__RECORD SET__.
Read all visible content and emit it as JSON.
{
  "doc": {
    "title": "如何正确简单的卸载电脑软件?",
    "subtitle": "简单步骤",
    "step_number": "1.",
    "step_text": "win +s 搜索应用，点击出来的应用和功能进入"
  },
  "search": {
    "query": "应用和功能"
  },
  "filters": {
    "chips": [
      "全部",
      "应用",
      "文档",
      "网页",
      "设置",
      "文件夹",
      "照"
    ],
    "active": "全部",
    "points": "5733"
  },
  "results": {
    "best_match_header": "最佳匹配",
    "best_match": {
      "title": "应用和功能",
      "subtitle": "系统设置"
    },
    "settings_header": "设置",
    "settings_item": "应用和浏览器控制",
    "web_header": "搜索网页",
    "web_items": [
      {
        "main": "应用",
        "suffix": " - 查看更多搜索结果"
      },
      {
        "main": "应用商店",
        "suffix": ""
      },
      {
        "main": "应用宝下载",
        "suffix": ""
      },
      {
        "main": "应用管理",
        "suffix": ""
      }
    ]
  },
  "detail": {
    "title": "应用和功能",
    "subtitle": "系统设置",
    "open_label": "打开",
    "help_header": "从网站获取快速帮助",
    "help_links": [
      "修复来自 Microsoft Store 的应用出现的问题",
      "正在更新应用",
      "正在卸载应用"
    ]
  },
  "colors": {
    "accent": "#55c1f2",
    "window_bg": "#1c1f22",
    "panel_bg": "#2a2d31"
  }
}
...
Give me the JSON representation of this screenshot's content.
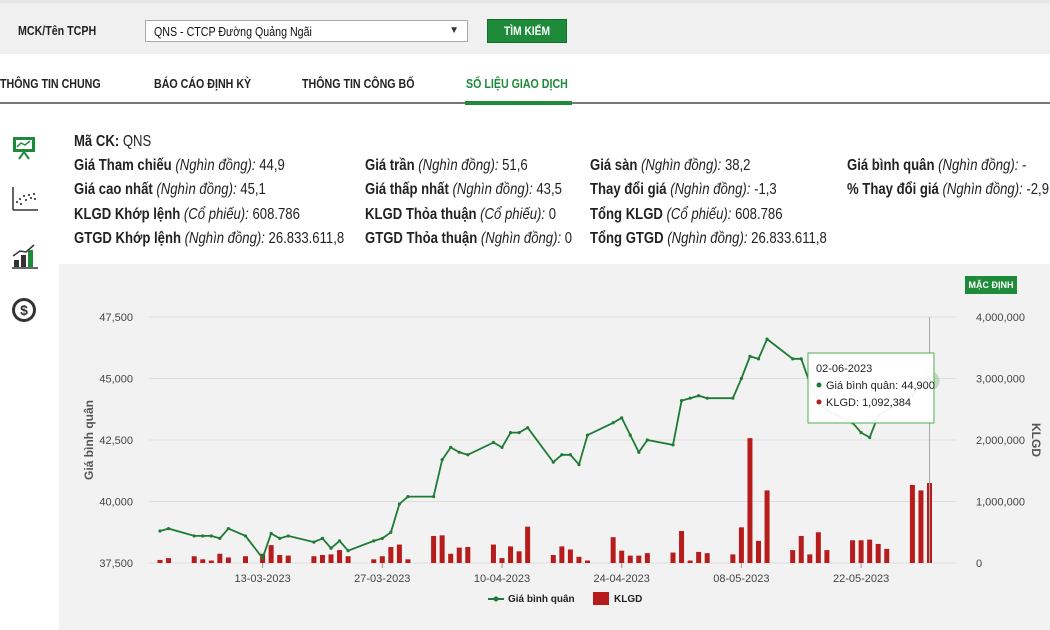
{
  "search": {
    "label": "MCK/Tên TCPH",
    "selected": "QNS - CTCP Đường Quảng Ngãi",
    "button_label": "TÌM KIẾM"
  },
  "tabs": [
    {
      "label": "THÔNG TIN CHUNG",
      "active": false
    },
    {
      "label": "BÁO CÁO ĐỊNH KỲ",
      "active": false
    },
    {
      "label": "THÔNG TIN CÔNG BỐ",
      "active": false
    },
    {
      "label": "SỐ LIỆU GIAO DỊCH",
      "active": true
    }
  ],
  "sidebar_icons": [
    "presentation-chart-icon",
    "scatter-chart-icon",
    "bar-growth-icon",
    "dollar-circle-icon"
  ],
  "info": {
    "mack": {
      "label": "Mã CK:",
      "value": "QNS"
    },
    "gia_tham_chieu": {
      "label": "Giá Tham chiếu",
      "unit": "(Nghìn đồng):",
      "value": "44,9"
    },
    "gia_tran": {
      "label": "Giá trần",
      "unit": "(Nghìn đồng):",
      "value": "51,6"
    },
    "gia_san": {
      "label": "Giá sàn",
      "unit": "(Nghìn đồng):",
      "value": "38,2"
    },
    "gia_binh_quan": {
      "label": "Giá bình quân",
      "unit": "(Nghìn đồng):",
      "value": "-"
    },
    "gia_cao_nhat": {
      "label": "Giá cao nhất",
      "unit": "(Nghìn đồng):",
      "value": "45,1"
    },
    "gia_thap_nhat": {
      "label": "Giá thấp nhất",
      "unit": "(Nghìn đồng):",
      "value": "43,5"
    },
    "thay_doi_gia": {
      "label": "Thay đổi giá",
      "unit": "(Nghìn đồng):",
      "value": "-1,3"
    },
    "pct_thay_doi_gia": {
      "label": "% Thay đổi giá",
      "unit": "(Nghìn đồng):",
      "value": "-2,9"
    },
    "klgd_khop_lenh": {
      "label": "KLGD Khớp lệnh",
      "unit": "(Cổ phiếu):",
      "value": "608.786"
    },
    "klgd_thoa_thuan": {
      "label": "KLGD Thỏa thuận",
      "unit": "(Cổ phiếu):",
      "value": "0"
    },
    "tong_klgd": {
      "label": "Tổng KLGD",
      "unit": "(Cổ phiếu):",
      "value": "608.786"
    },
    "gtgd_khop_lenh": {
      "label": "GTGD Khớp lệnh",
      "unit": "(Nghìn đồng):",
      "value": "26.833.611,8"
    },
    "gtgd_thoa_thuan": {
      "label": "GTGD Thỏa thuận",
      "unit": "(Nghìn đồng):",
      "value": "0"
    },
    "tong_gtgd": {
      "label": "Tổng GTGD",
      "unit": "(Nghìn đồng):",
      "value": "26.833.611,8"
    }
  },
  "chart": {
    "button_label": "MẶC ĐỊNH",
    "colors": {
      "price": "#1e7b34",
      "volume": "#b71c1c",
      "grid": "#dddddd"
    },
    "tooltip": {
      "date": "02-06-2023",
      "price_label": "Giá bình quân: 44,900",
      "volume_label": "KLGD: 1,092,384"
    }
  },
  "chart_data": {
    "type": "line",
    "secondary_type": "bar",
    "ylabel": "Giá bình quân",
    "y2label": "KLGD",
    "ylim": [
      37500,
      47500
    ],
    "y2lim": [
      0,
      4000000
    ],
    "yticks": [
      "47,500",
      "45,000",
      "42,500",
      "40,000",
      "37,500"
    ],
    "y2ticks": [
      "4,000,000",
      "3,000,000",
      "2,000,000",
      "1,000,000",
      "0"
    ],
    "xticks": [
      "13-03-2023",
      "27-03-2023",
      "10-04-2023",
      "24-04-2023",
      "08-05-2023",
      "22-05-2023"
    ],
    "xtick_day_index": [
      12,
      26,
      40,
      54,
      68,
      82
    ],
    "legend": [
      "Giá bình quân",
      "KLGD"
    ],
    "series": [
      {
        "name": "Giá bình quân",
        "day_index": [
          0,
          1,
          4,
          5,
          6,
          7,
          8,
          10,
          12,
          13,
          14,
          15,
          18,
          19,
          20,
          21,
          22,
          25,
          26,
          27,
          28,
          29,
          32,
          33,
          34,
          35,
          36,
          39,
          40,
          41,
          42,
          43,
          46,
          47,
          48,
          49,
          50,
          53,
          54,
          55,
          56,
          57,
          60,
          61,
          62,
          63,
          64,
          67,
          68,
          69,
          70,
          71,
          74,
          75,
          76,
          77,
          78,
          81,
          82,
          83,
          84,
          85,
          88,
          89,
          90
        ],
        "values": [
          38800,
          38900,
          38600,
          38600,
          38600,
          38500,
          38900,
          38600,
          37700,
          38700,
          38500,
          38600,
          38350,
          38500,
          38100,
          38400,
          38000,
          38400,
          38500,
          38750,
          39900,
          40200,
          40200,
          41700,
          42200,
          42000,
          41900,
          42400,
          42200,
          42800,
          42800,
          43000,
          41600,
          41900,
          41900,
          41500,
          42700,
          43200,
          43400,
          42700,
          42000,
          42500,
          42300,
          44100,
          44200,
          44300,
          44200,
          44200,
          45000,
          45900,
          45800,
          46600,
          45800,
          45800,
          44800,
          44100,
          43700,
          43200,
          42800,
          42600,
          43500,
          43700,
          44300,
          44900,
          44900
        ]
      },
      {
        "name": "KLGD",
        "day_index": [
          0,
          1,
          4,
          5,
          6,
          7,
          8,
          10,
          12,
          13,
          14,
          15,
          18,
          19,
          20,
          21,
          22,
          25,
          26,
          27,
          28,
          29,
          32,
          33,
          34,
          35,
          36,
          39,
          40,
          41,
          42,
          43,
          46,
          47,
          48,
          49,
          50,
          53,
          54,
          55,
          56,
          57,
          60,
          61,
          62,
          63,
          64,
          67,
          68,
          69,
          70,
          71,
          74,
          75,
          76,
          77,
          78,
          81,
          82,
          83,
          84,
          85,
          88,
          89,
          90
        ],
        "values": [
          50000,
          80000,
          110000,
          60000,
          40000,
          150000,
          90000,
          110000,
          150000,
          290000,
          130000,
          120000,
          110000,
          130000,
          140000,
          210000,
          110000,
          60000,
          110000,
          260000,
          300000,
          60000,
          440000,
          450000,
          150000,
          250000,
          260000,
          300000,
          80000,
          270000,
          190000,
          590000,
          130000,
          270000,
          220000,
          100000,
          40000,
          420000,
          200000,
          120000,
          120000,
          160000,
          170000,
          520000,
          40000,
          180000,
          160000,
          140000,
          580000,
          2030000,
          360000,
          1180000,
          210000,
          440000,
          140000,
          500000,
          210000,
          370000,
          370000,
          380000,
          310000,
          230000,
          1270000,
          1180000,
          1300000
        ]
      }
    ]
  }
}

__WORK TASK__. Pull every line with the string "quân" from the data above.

__RESPONSE TO THIS EXERCISE__.
      "label": "Giá bình quân",
      "price_label": "Giá bình quân: 44,900",
    "ylabel": "Giá bình quân",
      "Giá bình quân",
        "name": "Giá bình quân",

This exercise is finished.